▸ **TASK BRIEF**
Your answer should be every line of the entries that has the string "skull" in it.

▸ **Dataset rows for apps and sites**
-*-*-

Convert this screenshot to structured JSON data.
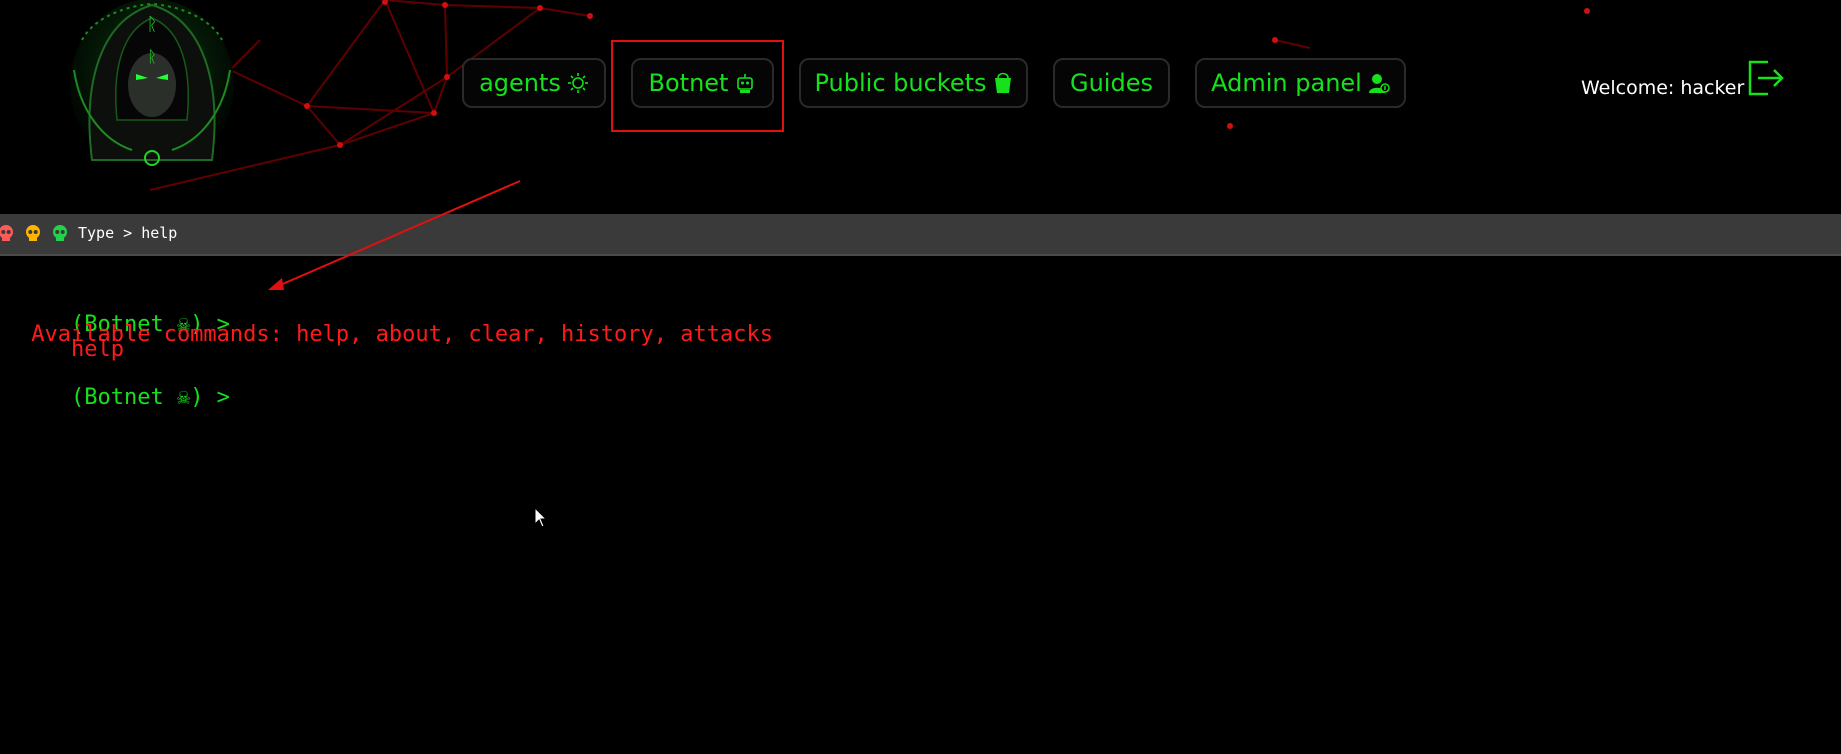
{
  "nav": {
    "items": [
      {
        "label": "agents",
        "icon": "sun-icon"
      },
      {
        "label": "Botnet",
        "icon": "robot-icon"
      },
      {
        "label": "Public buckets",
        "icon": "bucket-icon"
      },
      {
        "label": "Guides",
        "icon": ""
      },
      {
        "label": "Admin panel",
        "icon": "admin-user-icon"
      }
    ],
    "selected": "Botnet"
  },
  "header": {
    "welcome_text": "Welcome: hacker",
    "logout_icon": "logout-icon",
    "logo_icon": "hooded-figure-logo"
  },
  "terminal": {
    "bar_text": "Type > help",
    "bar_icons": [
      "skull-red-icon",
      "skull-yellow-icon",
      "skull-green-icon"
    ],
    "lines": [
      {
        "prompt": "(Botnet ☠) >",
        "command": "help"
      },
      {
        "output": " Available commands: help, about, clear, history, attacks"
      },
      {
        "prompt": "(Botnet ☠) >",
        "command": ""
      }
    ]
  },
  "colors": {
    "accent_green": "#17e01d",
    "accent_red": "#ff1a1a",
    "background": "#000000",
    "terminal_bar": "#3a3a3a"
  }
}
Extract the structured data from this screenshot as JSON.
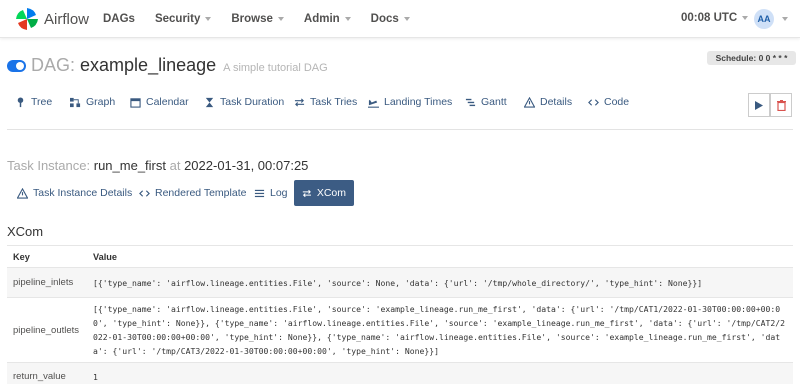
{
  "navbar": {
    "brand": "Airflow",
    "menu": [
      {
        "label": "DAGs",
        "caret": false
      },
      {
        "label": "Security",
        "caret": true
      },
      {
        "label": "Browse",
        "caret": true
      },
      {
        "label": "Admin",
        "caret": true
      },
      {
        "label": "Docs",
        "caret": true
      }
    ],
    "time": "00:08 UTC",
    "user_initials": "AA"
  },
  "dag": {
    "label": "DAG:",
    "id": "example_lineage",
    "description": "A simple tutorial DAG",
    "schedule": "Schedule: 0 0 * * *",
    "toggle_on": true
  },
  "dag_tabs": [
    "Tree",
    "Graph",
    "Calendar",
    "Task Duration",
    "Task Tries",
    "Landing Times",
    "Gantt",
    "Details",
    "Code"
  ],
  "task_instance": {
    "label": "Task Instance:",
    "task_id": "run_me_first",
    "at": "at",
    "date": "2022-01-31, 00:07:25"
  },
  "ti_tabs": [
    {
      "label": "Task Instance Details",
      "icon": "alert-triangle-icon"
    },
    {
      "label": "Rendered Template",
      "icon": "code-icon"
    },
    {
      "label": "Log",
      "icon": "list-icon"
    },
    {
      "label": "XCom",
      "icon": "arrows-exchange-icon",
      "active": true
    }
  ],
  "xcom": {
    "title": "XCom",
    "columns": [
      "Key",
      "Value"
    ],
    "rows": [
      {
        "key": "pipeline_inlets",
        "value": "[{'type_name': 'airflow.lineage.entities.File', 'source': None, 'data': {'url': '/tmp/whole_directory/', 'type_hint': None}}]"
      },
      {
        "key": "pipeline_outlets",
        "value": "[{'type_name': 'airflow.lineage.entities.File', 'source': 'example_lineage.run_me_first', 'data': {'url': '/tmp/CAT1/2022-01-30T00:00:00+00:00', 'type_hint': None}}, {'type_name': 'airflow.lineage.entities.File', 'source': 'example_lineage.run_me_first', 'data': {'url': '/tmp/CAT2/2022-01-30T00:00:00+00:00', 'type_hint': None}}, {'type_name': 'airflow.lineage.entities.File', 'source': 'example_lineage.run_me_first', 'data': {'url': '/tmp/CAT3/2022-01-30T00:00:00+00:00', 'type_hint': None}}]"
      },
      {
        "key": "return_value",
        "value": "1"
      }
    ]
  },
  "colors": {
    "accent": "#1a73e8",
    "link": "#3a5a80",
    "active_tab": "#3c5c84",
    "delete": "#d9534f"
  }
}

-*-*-

▸ **WORKED SOLUTION**
      "skull-red-icon",
      "skull-yellow-icon",
      "skull-green-icon"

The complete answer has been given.